What are the clinical implications of these findings?

What's also interesting is, when you really look at and do analysis of the factors that kind of go into the mix of why do people develop strokes. We have patient-related factors and then you have device-related factors, and then you have implantation-related factors, and all of that, right? So when you zone in on some of the device-related factors, like, I mean, is it the DRT or is it the peri-device leak? All of that. What you would notice is that it's a significantly higher incidence of peri-device leaks in patients in the Watchman arm, right? When you look at the the numbers, they're actually pretty fascinating and relatively revealing because what you would notice is as we have presented this data in last year's TCT, the number of patients who had complete closure of the appendage, like zero leak, were significantly higher in the Amulet arm than it was in the Watchman, 63% versus 46%. When you follow these patients long enough, at 12 months you will notice that the number of patients in the Watchman arm actually that had a complete closure improved significantly, right? So it's 63% versus 53%. That means the Watchman 2.5 version device took a much longer time to settle in, to endothelialize, to really accomplish a zero leak. But when you really use the cutoffs of five millimetres or maybe more, like, three millimetres, or anything more than three millimetres nowadays, is considered as a reasonably large leak that we need to be paying attention to. So in those circumstances, I suggest that the number of patients who actually had a leak more than three millimetres was significantly higher in the Watchman arm, right? 22% versus 10%. That's a pretty, pretty big number. So as the standards for accepting what is considered to be an acceptable leak continues to trend down, Amulet really plays out really well because of its design. And the dual-mechanism closure device definitely offers a lot more options, in some of these very wide, and large, and relatively difficult anatomies that are oftentimes hard to close with the help from Watchman device.

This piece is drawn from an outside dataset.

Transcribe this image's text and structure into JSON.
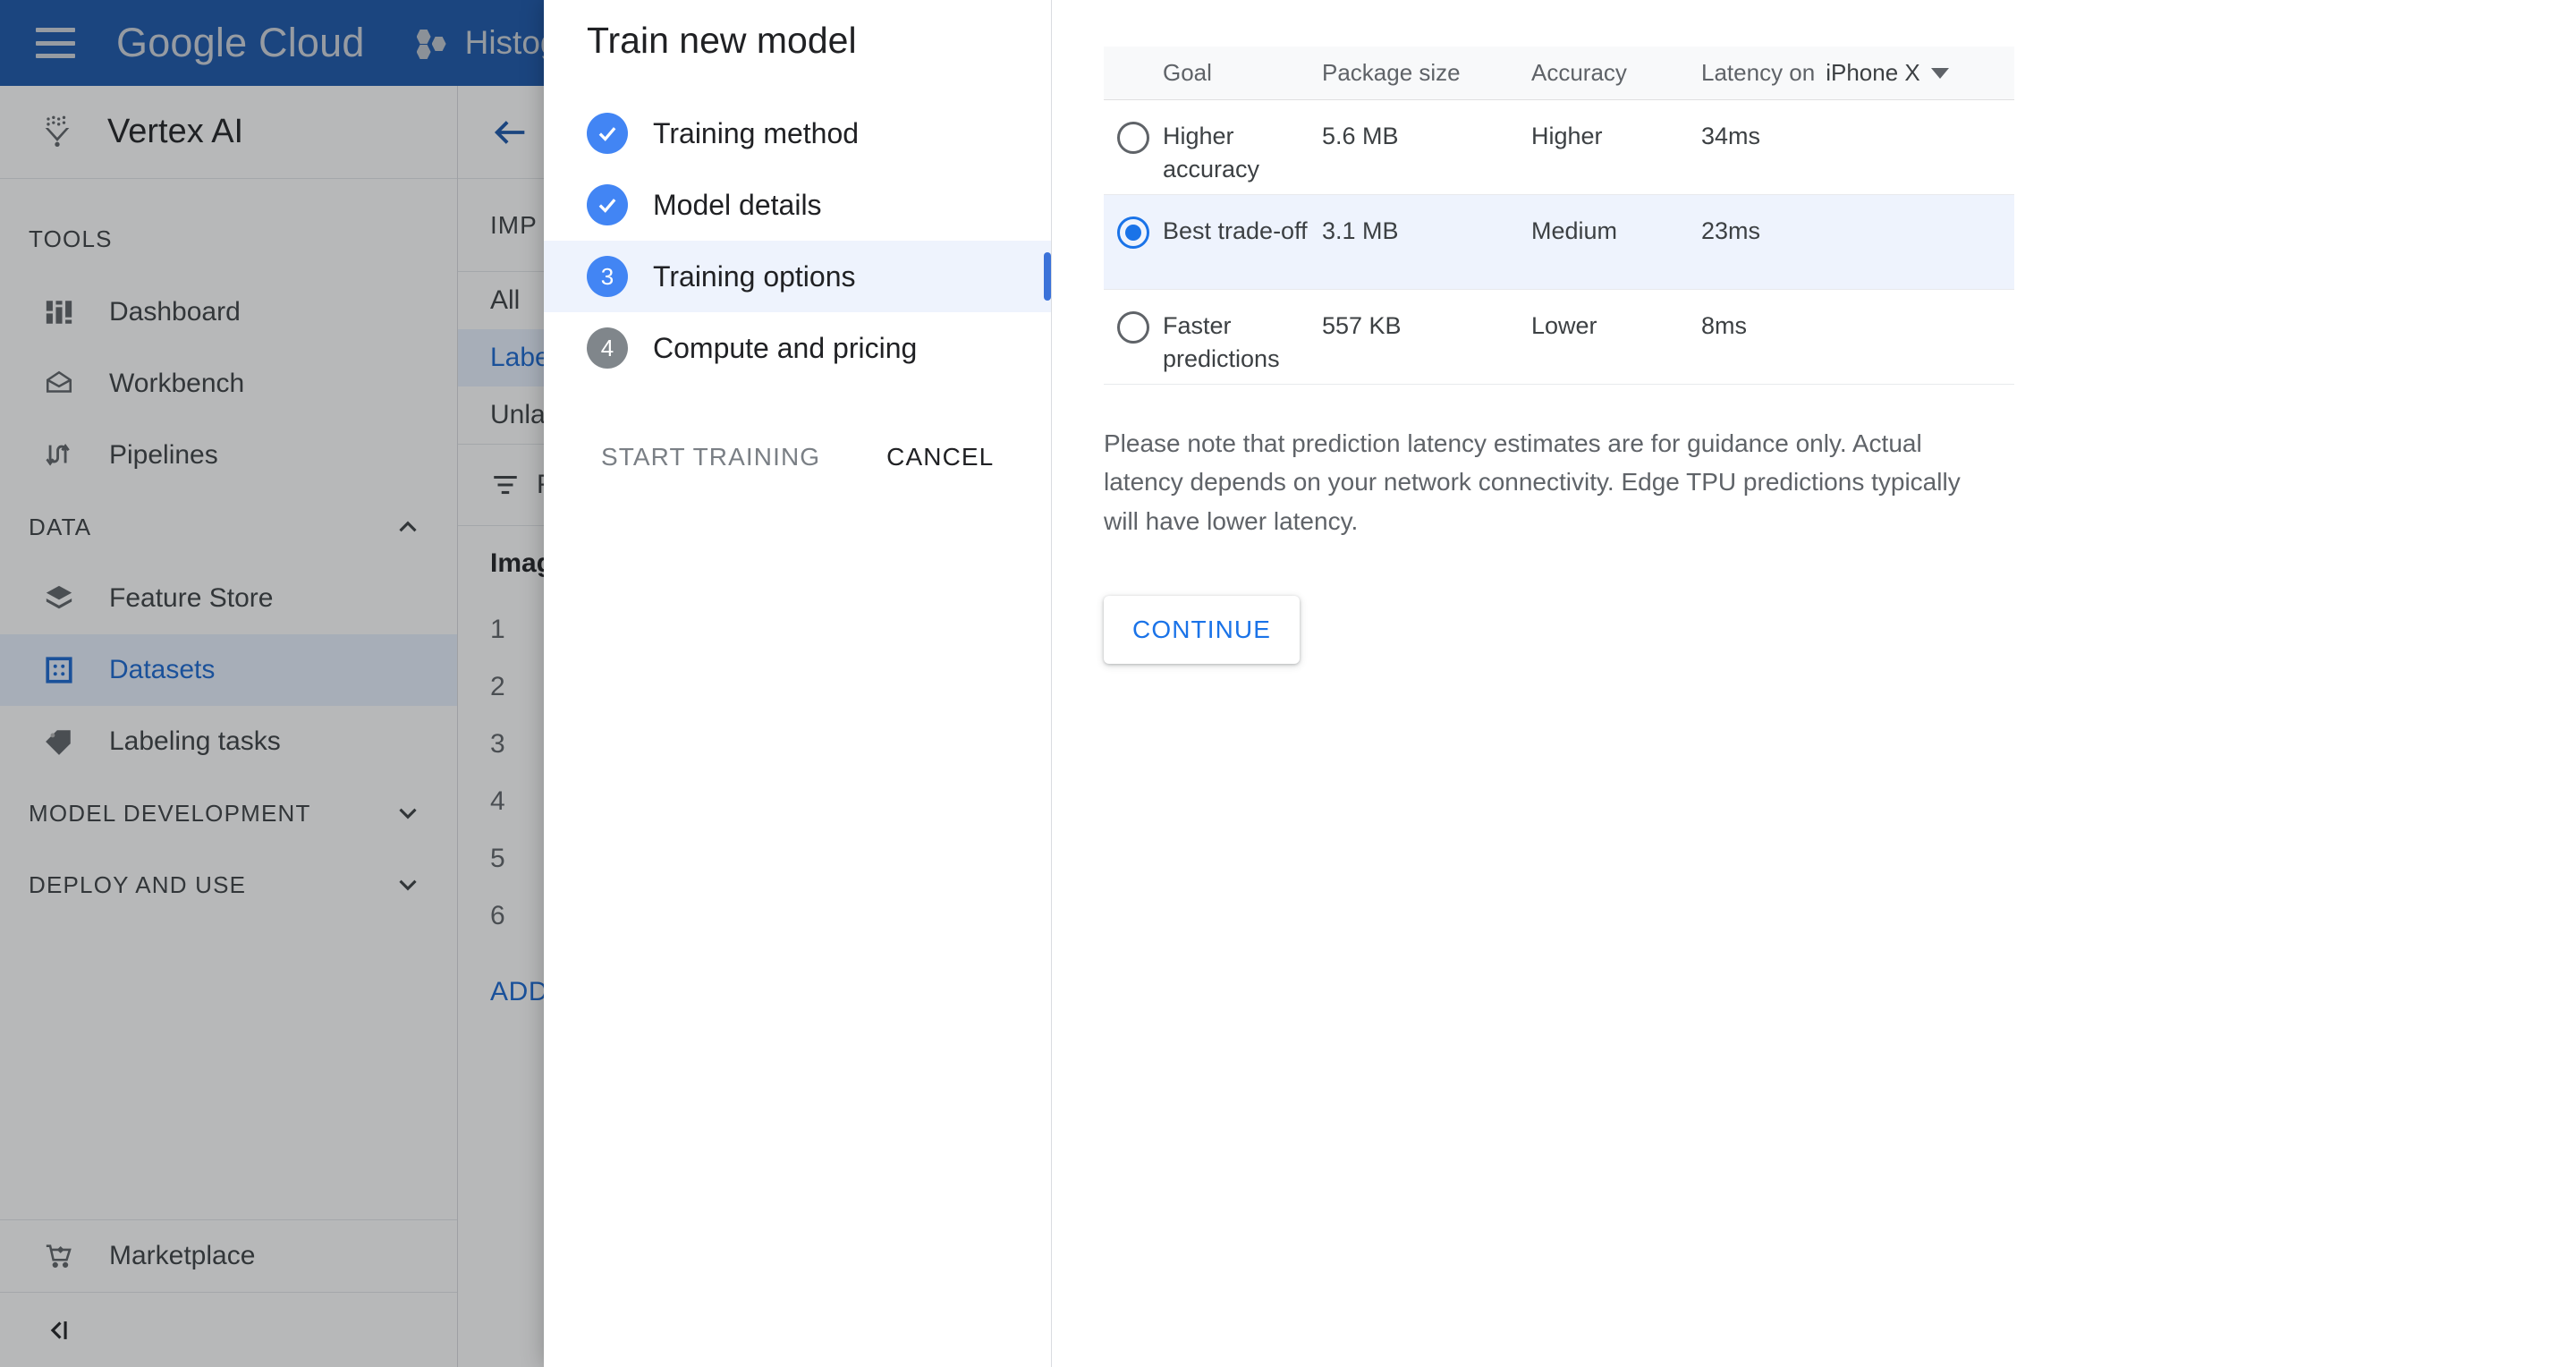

Where are the gaps in knowledge, and how can further research improve this?

So, I say this trial continues to offer amazing insights into improving the design of these closure devices, and perhaps we should still continue to work on minimising the risk of leak. And we should also continue to work on minimising the risk of device-related thrombus. So there are a lot of amazing clinical trials that are coming up that I think are going to fill some of these gaps that the current technologies are able to offer. And be able to really push the envelope in making left atrial appendage closure much more efficient, much more safer. And in our efforts to really reduce the risk of systemic thromboembolism in patients who have atrial fibrillation. So that's kind of the, the meat and bones of this trial.